Look, let’s forget whose science is correct (I hate having to say that). The common sense is that the planet has a fixed amount of resources, and if we continue on a course of rabid consumption, we do a disservice to future generations.
Some would even look at this simple and crystalline argument and scoff. In fact, on most anti-warming sites, the primary argument is that prohibiting consumption would inhibit the economy. This also seems to be common sense. An economy is based on consumption, so limiting consumption should hurt it right?
Not necessarily. If we shift to replenishable resources, consumption would no longer be a problem. If our industries invested in alternative energy and came up with a viable hydrogen powered car, they would make a fortune. Not just from selling an efficient car to an American public that is tired of being gouged by gas prices, but also by selling this technology to other companies and countries. Alternative energy is an inevitability. The oil will run out. Who would you rather see invest in, invent, and profit from this technology? General Motors of America or Honda?
Alternative energy sources would also be good for national security. The number one thing that makes our country weak is its dependence on foreign oil. If OPEC raises prices ten dollars a barrel, we see negative repercussions in the stock market. If the Middle East suddenly cut us off, our countries infrastructure would grind to a halt, and we would be forced to buy from Russia at $200 a barrel. If we were free from our dependence on oil, we would be more secure in our future growth, and would be free from the noose of the oil producing countries.

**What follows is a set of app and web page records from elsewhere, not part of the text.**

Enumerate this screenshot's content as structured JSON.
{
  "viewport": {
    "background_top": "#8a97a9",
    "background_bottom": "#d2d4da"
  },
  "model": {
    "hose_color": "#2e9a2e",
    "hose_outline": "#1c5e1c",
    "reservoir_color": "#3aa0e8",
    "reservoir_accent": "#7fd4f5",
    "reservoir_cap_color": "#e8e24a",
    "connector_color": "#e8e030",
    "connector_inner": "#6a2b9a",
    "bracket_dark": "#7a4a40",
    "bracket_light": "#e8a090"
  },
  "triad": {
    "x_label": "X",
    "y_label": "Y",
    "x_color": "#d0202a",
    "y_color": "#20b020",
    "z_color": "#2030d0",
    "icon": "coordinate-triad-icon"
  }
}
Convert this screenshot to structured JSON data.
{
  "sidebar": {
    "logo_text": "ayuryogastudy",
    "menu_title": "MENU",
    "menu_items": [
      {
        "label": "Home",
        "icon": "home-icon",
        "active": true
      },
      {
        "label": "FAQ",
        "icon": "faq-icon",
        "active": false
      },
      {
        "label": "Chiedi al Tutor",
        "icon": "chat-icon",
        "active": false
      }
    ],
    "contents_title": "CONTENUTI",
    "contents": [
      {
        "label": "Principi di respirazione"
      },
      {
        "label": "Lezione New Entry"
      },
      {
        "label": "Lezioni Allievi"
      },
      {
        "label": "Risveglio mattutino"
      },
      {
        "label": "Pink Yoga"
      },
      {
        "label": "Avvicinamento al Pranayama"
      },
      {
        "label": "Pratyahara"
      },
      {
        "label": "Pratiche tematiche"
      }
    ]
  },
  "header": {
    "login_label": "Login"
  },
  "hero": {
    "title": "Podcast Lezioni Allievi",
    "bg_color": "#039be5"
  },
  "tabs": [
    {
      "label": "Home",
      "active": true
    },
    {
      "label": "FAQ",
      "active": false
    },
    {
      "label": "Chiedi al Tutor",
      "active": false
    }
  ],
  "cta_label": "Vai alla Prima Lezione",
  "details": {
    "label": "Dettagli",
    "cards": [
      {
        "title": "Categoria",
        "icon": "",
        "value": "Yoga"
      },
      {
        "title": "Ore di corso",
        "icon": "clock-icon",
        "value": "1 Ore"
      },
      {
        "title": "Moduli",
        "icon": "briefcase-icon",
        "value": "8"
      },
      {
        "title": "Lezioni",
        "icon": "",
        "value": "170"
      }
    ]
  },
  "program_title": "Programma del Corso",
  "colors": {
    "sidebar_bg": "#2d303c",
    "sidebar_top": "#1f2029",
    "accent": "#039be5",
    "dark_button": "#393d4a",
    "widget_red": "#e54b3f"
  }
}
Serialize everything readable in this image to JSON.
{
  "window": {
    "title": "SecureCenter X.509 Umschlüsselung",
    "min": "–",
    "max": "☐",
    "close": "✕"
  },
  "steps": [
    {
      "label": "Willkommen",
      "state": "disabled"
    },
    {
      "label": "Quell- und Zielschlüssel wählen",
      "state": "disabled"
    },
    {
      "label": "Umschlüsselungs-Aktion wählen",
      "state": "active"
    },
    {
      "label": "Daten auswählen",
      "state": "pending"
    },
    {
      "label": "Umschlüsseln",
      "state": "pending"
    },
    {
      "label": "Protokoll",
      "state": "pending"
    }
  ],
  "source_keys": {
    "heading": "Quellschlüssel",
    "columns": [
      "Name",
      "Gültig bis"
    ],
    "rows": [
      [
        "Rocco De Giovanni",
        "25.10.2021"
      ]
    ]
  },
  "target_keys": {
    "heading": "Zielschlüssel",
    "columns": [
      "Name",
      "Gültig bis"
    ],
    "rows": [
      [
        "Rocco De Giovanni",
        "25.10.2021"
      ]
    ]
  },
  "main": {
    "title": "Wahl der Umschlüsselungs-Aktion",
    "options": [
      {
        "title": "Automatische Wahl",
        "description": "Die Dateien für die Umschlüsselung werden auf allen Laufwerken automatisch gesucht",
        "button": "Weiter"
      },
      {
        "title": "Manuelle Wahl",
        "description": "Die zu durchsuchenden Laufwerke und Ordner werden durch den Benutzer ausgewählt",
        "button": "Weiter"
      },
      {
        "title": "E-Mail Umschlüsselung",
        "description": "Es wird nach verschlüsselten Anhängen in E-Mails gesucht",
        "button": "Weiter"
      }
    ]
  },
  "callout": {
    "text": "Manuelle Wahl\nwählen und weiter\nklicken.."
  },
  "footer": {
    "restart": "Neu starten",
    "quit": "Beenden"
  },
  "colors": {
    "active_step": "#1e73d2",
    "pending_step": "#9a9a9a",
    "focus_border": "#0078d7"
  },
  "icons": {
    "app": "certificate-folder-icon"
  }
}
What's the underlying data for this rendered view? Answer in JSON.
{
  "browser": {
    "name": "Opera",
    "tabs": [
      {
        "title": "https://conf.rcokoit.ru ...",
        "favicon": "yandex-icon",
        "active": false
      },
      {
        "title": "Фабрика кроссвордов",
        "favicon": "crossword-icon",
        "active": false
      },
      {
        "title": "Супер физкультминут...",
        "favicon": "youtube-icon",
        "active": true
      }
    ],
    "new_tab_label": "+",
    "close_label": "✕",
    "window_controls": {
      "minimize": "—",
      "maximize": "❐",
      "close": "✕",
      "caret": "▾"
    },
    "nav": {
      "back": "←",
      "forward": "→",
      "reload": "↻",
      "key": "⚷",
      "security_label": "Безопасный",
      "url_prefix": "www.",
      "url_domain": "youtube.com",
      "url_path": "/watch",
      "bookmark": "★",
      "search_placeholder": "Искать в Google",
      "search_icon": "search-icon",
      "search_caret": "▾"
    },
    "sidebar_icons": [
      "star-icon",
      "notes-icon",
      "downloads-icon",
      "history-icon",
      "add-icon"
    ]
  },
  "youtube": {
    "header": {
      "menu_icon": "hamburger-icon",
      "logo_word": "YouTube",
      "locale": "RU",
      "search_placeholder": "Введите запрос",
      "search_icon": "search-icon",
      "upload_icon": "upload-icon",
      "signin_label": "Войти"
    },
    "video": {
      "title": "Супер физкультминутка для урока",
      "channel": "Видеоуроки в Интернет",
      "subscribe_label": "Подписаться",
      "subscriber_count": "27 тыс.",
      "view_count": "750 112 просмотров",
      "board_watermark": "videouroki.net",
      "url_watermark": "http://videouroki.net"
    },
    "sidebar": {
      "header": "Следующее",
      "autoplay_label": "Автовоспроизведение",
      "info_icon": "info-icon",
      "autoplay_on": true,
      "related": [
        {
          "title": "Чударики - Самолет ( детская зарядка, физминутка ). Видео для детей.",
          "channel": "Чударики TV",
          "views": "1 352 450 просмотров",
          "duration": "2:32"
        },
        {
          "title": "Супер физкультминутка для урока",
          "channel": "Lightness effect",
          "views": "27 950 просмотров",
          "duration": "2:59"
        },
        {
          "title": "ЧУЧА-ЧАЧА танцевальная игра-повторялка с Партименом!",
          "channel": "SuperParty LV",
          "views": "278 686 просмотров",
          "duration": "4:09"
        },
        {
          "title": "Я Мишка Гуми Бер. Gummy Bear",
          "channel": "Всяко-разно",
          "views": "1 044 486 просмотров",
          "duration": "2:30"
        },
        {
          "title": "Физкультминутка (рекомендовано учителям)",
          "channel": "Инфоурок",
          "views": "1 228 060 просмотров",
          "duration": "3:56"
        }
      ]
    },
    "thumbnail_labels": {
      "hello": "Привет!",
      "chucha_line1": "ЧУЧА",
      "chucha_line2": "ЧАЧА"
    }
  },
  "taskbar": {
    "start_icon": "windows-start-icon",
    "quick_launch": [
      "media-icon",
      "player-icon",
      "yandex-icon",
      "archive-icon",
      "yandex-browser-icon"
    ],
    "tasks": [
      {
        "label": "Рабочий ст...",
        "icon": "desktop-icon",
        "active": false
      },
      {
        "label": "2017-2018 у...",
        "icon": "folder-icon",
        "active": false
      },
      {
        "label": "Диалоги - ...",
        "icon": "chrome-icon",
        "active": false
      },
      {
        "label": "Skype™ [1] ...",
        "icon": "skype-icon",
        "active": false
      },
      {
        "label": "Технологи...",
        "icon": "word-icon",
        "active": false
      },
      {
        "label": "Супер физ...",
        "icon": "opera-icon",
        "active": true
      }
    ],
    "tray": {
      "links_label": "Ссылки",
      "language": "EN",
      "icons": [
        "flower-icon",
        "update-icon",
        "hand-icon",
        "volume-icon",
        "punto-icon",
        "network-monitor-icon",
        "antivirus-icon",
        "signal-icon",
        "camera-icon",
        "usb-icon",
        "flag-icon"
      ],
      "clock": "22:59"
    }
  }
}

Another argument against global warming is that it is a political fear tactic by the Democrats to bring voters to their side. The Republicans would never do this. They would never put the nation on, oh I don’t know, let’s say an orange alert for no good reason, would they? Yellow cake anyone?
It might be true that the Dems are using this issue. The fact is that both sides cling to issues for leverage, but if I’m going to make a gamble, I’m going to err on the side of common sense. We only have one planet, so conservation is the side I choose.
Our country is coming to a crossroads, not only for our country, but also for the future of the planet. Many pundit hacks want to politicize this issue. If they can muddy this issue enough, people will throw their hands up in disgust, and quit the subject altogether. But this issue isn’t about politics; it’s about finding a sustainable future for this country that weighs our need for growth with the need to protect our natural resources. It’s about making a long-term investment in our country’s success. It’s about common sense.
Kris Evans is a student at UW-River Falls.